Even though this database stores complaints about items, these complaints are stored as plain text, making it challenging to query. For example, if you want to see which items have the most complaints from customers who received the wrong color of merchandise, then you can perform ordinary SQL queries on the table, looking for various keyword matches. However, this approach only matches rows that contain those exact keywords.

For example, a basic SQL query such as SELECT * FROM item WHERE complaints LIKE "%wrong color%" doesn't return a row whose complaints field contains only The picture shows a blue one, but the one I received was red.

SQL queries using LLM-powered embeddings can help bridge this gap.
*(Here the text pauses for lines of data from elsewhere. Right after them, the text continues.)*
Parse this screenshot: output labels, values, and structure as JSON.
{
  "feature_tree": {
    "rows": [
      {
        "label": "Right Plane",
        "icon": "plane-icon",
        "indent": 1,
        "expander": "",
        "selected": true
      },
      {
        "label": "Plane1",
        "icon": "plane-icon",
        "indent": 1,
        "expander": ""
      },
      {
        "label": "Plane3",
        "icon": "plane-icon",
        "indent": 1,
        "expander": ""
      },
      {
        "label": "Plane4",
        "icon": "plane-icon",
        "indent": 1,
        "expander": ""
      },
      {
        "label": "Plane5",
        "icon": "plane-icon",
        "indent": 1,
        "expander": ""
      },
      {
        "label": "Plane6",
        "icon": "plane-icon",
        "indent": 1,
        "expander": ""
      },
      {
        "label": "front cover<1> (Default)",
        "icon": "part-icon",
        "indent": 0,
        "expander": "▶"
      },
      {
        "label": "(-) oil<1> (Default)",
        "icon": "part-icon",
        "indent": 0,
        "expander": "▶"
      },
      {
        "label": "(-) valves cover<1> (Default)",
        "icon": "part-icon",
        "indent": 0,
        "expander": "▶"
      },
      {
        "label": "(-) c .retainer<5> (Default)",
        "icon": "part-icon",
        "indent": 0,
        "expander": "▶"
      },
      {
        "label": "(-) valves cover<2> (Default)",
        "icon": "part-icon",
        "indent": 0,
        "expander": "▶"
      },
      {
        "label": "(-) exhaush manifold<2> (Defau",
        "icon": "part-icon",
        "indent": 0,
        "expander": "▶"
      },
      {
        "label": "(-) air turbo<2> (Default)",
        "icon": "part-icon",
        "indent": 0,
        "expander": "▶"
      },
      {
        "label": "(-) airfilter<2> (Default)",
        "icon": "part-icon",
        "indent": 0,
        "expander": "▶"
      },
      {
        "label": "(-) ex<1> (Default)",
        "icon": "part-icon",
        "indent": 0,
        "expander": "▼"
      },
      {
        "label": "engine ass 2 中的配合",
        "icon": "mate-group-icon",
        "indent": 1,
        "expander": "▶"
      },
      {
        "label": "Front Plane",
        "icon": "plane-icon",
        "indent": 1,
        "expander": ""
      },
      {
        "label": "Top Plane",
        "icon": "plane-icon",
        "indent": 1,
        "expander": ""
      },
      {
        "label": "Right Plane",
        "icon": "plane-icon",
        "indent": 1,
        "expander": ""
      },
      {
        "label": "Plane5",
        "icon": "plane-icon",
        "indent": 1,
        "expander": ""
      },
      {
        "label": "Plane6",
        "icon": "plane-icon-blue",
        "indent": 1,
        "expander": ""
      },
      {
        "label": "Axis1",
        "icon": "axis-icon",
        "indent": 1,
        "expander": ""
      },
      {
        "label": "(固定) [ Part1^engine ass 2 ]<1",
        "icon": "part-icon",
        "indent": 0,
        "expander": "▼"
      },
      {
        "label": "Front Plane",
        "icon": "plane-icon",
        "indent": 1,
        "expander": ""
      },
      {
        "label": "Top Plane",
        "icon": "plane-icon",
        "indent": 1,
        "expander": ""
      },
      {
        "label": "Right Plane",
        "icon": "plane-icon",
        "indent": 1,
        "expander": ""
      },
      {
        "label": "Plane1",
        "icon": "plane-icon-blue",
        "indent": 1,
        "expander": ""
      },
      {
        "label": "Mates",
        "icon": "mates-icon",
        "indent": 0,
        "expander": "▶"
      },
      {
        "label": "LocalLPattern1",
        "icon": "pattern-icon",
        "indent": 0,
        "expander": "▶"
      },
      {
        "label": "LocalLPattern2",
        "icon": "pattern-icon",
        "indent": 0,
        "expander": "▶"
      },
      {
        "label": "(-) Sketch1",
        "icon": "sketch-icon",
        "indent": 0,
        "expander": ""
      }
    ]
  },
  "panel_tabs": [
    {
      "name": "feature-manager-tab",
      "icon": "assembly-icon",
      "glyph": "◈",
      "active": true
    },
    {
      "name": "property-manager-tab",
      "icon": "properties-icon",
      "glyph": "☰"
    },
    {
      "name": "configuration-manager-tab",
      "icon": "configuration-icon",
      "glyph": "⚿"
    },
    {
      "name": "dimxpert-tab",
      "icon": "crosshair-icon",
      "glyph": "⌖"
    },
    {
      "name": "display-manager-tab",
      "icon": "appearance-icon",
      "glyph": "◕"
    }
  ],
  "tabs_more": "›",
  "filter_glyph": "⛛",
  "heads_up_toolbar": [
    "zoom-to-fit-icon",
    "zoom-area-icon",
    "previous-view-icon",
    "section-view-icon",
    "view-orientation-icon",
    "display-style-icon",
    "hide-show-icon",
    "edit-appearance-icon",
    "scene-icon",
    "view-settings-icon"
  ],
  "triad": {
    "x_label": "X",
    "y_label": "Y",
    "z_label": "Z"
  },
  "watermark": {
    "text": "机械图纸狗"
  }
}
By applying embeddings, you can query the table in this example for items whose complaints have semantic similarity to a given text prompt, such as "It was the wrong color".

The following steps show how to enable this in the example setup described earlier.

Prepare the table

Before you run LLM-based queries on the items table's content, you must prepare the table to store and index embeddings based on your existing data.

Create a column to store embeddings

Add a column to the table for storing embeddings.

ALTER TABLE items ADD COLUMN complaint_embedding vector(768);

This example specifies 768 as an argument, because that is the number of dimensions supported by the textembedding-gecko LLM. For more information, see Generate an embedding.

The example applies the vector data type to the column for ease of using pgvector functions and operators with its values.

Populate the new column

Use the embedding() function to populate this new column with embeddings based on the value of each row's complaints text. In this example setup, AlloyDB generates the embeddings using the LLM with the ID textembedding-gecko, version 001.

UPDATE items SET complaint_embedding = embedding('textembedding-gecko@001', complaints);

This example implicitly casts the real[] return value of embedding() into a vector value, in order to store the value into the vector column created earlier.

Create an index

To improve performance, add an index to items that uses the scalar-quantization techniques shown in Create an optimized nearest-neighbor index.

CREATE INDEX complaint_embed_idx ON items
  USING ivf (complaint_embedding vector_l2_ops)
  WITH (lists = 20, quantizer = 'SQ8');

For more information on creating approximate nearest-neighbor indexes, see Indexing.

Run LLM-powered queries with provided text

You can now make semantic nearest-neighbor queries on the items table. The following query uses the <-> operator provided by pgvector to sort the table's rows on semantic proximity to the text It was the wrong color and return the top ten complaints. The query displays the id and name values of the first sorted row.

SELECT id, name FROM items
  ORDER BY complaint_embedding
  <-> embedding('textembedding-gecko@001', 'It was the wrong color')::vector LIMIT 10;

What's next